I received a news alert from the Pew Forum on Religion and Public Life where they ran a slide show of religious affiliations and political party, and given that they ran one of the few Asian American surveys ever, I thought surely they would add in the Asian Americans this time. Alas no. So I found the numbers from both the July report and from the recent slideshow to put together a few figures that help us put race and religion in a more comprehensive picture of where a lot of religiously-identified voters stand:
Figure 1: Protestantism and Race
Pardon the color switching, it’s just the default on Excel and I didn’t have time to figure out how to change it. The main takeaway I see here is that white Protestant affiliates and Asian American evangelicals lean Republican more so than lean Democrat. Black Protestants and Asian American Mainline Protestants lean Democrat more than Republican.
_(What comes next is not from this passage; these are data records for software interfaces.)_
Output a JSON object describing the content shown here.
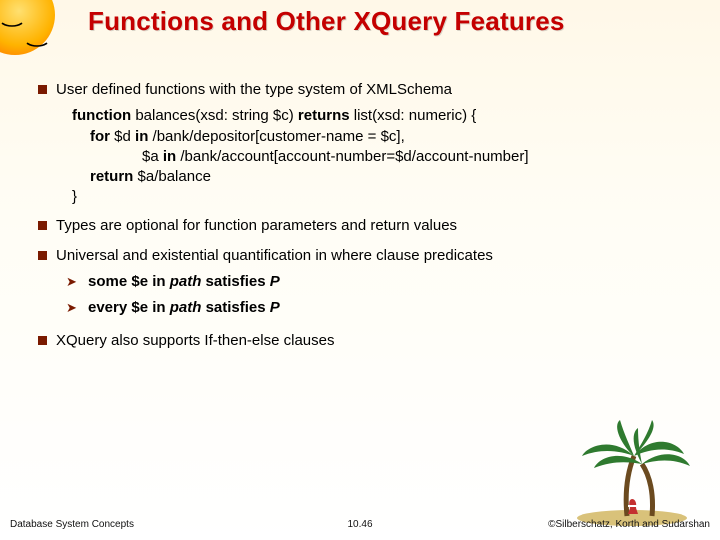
{
  "title": "Functions and Other XQuery Features",
  "bullets": {
    "b1": "User defined functions with the type system of XMLSchema",
    "code": {
      "l1a": "function",
      "l1b": " balances(xsd: string $c) ",
      "l1c": "returns",
      "l1d": " list(xsd: numeric) {",
      "l2a": "for",
      "l2b": " $d ",
      "l2c": "in",
      "l2d": " /bank/depositor[customer-name = $c],",
      "l3a": "$a ",
      "l3b": "in",
      "l3c": " /bank/account[account-number=$d/account-number]",
      "l4a": "return",
      "l4b": " $a/balance",
      "l5": "}"
    },
    "b2": "Types are optional for function parameters and return values",
    "b3": "Universal and existential quantification in where clause predicates",
    "s1a": "some $e in ",
    "s1b": "path",
    "s1c": " satisfies ",
    "s1d": "P",
    "s2a": "every $e in ",
    "s2b": "path",
    "s2c": " satisfies ",
    "s2d": "P",
    "b4": "XQuery also supports If-then-else clauses"
  },
  "footer": {
    "left": "Database System Concepts",
    "center": "10.46",
    "right": "©Silberschatz, Korth and Sudarshan"
  }
}
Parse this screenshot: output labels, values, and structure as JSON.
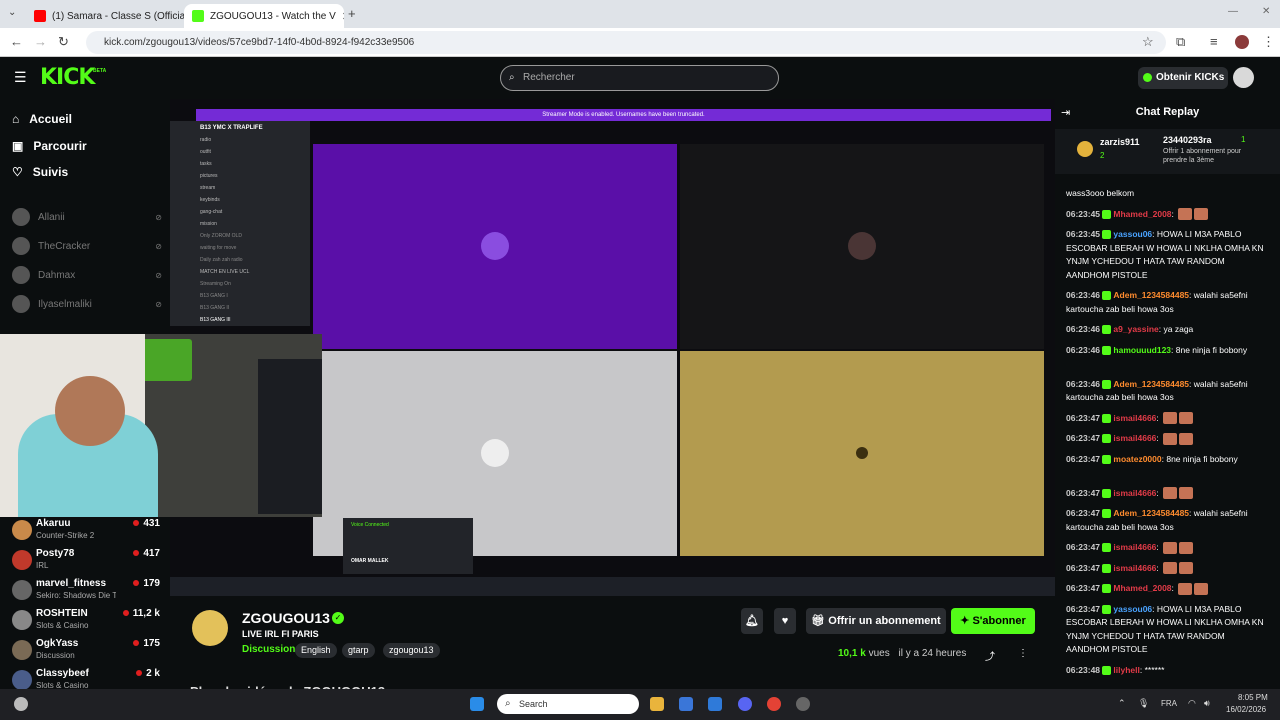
{
  "browser": {
    "tabs": [
      {
        "title": "(1) Samara - Classe S (Official M",
        "active": false
      },
      {
        "title": "ZGOUGOU13 - Watch the V",
        "active": true
      }
    ],
    "url": "kick.com/zgougou13/videos/57ce9bd7-14f0-4b0d-8924-f942c33e9506"
  },
  "header": {
    "logo": "KICK",
    "beta": "BETA",
    "search_placeholder": "Rechercher",
    "get_kicks": "Obtenir KICKs"
  },
  "sidebar": {
    "nav": [
      "Accueil",
      "Parcourir",
      "Suivis"
    ],
    "followed": [
      "Allanii",
      "TheCracker",
      "Dahmax",
      "Ilyaselmaliki"
    ],
    "recommended": [
      {
        "name": "Akaruu",
        "category": "Counter-Strike 2",
        "viewers": "431"
      },
      {
        "name": "Posty78",
        "category": "IRL",
        "viewers": "417"
      },
      {
        "name": "marvel_fitness",
        "category": "Sekiro: Shadows Die T...",
        "viewers": "179"
      },
      {
        "name": "ROSHTEIN",
        "category": "Slots & Casino",
        "viewers": "11,2 k"
      },
      {
        "name": "OgkYass",
        "category": "Discussion",
        "viewers": "175"
      },
      {
        "name": "Classybeef",
        "category": "Slots & Casino",
        "viewers": "2 k"
      }
    ]
  },
  "video": {
    "top_banner": "Streamer Mode is enabled. Usernames have been truncated.",
    "server_name": "B13 YMC X TRAPLIFE",
    "channels": [
      "radio",
      "outfit",
      "tasks",
      "pictures",
      "stream",
      "keybinds",
      "gang-chat",
      "mission",
      "Only ZOROM OLD",
      "waiting for move",
      "Daily zah zah radio",
      "MATCH EN LIVE UCL",
      "Streaming On",
      "B13 GANG I",
      "B13 GANG II",
      "B13 GANG III"
    ],
    "overlay_user": "OMAR MALLEK",
    "overlay_status": "Voice Connected"
  },
  "stream": {
    "streamer": "ZGOUGOU13",
    "title": "LIVE IRL FI PARIS",
    "category": "Discussion",
    "tags": [
      "English",
      "gtarp",
      "zgougou13"
    ],
    "subscribe_gift": "Offrir un abonnement",
    "subscribe": "S'abonner",
    "views": "10,1 k",
    "views_label": "vues",
    "time_ago": "il y a 24 heures",
    "more_videos": "Plus de vidéos de ZGOUGOU13"
  },
  "chat": {
    "title": "Chat Replay",
    "pinned": {
      "user1": "zarzis911",
      "user1_count": "2",
      "user2": "23440293ra",
      "user2_count": "1",
      "text": "Offrir 1 abonnement pour prendre la 3ème"
    },
    "messages": [
      {
        "time": "",
        "user": "",
        "color": "#ffffff",
        "text": "wass3ooo belkom"
      },
      {
        "time": "06:23:45",
        "user": "Mhamed_2008",
        "color": "#e23b48",
        "text": ""
      },
      {
        "time": "06:23:45",
        "user": "yassou06",
        "color": "#4aa3ff",
        "text": "HOWA LI M3A PABLO ESCOBAR LBERAH W HOWA LI NKLHA OMHA KN YNJM YCHEDOU T HATA TAW RANDOM AANDHOM PISTOLE"
      },
      {
        "time": "06:23:46",
        "user": "Adem_1234584485",
        "color": "#ff8c2f",
        "text": "walahi sa5efni kartoucha zab beli howa 3os"
      },
      {
        "time": "06:23:46",
        "user": "a9_yassine",
        "color": "#e23b48",
        "text": "ya zaga"
      },
      {
        "time": "06:23:46",
        "user": "hamouuud123",
        "color": "#53fc18",
        "text": "8ne ninja fi bobony"
      },
      {
        "time": "06:23:46",
        "user": "Adem_1234584485",
        "color": "#ff8c2f",
        "text": "walahi sa5efni kartoucha zab beli howa 3os"
      },
      {
        "time": "06:23:47",
        "user": "ismail4666",
        "color": "#e23b48",
        "text": ""
      },
      {
        "time": "06:23:47",
        "user": "ismail4666",
        "color": "#e23b48",
        "text": ""
      },
      {
        "time": "06:23:47",
        "user": "moatez0000",
        "color": "#ff8c2f",
        "text": "8ne ninja fi bobony"
      },
      {
        "time": "06:23:47",
        "user": "ismail4666",
        "color": "#e23b48",
        "text": ""
      },
      {
        "time": "06:23:47",
        "user": "Adem_1234584485",
        "color": "#ff8c2f",
        "text": "walahi sa5efni kartoucha zab beli howa 3os"
      },
      {
        "time": "06:23:47",
        "user": "ismail4666",
        "color": "#e23b48",
        "text": ""
      },
      {
        "time": "06:23:47",
        "user": "ismail4666",
        "color": "#e23b48",
        "text": ""
      },
      {
        "time": "06:23:47",
        "user": "Mhamed_2008",
        "color": "#e23b48",
        "text": ""
      },
      {
        "time": "06:23:47",
        "user": "yassou06",
        "color": "#4aa3ff",
        "text": "HOWA LI M3A PABLO ESCOBAR LBERAH W HOWA LI NKLHA OMHA KN YNJM YCHEDOU T HATA TAW RANDOM AANDHOM PISTOLE"
      },
      {
        "time": "06:23:48",
        "user": "lilyhell",
        "color": "#e23b48",
        "text": "******"
      }
    ]
  },
  "taskbar": {
    "search": "Search",
    "lang": "FRA",
    "time": "8:05 PM",
    "date": "16/02/2026"
  },
  "colors": {
    "accent": "#53fc18",
    "bg": "#0b0e0f",
    "purple": "#5a0fa8",
    "gold": "#b39b4f"
  }
}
I couldn’t find recent data for the Latino Protestant party preference which would have really been comprehensive. Unlike white and black Protestants, Asian American Protestants seem to be divided on political party preference.
Figure 2: Catholicism and Race
Here we have data on the Hispanic Catholic case which we can then compare Asian American and white Catholics. In similar fashion to the Protestant analysis, I couldn’t find current data on black Catholic party preference. The main observations here are that Catholics are somewhat more moderate (admittedly based on only 3 groups). Hispanic Catholics follow Black Protestants and Asian American Mainliners as more pro-Democrat Christian, while white Catholics tilt slightly in favor of Republican identification. The Asian American Catholic case is very interesting as it is the only instance in which there is some parity in party preference. This would be a religious swing vote group for sure. But to be clear, Asian American Catholics form 19% of the 6% of the US population that identifies as Asian American.
Figure 3: Minority Religions and Race
Mormons are reintroduced here for comparison since they constitute less than 3% of the population. Again we have no current data on American Muslim and Sikh voter preference. That said, we see that 3 of these 4 minority religious groups lean Democrat whereas Mormons lean Republican. American Jews and Mormons usually identify racially as white so these two groups reflect interesting contrasts in the political orientations of two predominantly white minority religious groups. Among the two predominantly Asian minority religious groups the patterns of political preference are somewhat parallel.
We lack data on African American and Latino unaffiliated political party preference so we can examine the largest racial group of the nonaffiliated along with the minority group with the largest proportional presence of nonaffiliated Americans. We see here a very similar pattern in party preference, with a clear Democrat leaning by white non-Hispanic nonaffiliates and Asian American nonaffiliates.
Overall these figures suggest that the religious composition of both parties is quite different from one another. The Republicans might well be considered a very Christian party. Larger proportions of white Protestants (including Mormons), white Catholics and Asian American evangelicals are represented in their ranks. The Democrats would be like a religious salad bowl consisting of larger proportions of many religious constituencies including African American Protestants, Hispanic Catholics, Asian American Mainline, Jewish, Buddhist and Hindu Americans. Given that 5 of these 6 religious groups are predominantly racial minority in composition, these religious groups also make Democrats more racially diverse. We also have a sizable presence of religious nones as well and both white and Asian Americans mirror one another. Given the religious diversity of the Democratic party, it makes sense that they will struggle with presenting a religious sensibility that is inclusive of so many perspectives. The Republicans can more easily reference a Christian narrative that is accessible to most in their party.
The other observation I see here is the remarkably higher rates of non-mainstream party preference by Asian Americans regardless of religious group. Asian Americans who said they had some other party preference or could not identify one ranged from 16-19% across religious groups. Non-Asian Americans at most are 11% non-mainstream in their party preference.
It’s important to remember also the general racial composition and religious composition of the US. White non-Hispanics take up 63% of the population, followed by Latinos at 16%, African Americans at 12% and Asian Americans at 6%. Protestantism still dominates at around 60% (or a little lower) followed by Catholicism at 25% and the remaining 15% are a combination of Buddhists, Hindus, Jews, Muslims, Sikhs and other religious groups.
As a sociologist interested in Asian America, the availability of comparable data between Americans of Asian descent and other Americans is a welcome step forward in getting a better idea of the big picture that includes a group that is often sidelined or invisible in public discussion over matters like politics. Hopefully with improved survey tools that can pick up more representations of our major racial groups in the US we’ll have a more clearer picture of the role that religion and race play in the political sphere.
Note: new update here